Elsholz is grateful that the interaction wasn’t more violent. But when she posted the video on Facebook, her experience was met with lots of criticism. Some lamented in comments that the lion was completely calm and she wasn’t at any risk, and some berated her for not carrying a gun.
“Mountain lions rarely attack people. Saying you’re lucky to have gotten out alive is a bit of a stretch. You’re in lion country. That lion showed zero aggression towards you, so much so that you were able to get your phone out and record it. You’re lucky to have had the encounter,” one comment reads.
Elsholz does consider herself lucky, but also points out that coming face to face with a mountain lion in the woods is undeniably scary no matter how calmly the cat behaves. And as she explains, the cat wasn’t necessarily calm, since it swatted her and swiped at her multiple times when she didn’t have her camera turned on.
As far as whether she should carry a gun or not, the avid shed hunter wants to get one at some point.

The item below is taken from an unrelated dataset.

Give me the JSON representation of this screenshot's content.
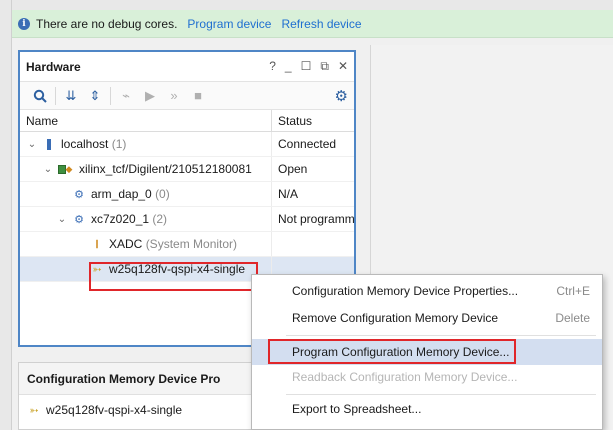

“I usually hook a large knife onto my hunting pack and carry bear spray on my side, but this day I totally spaced that I had bear spray because I was just so scared,” Elsholz says. “But I will look into getting a gun, because I would feel a lot safer going back to that mountain range again.”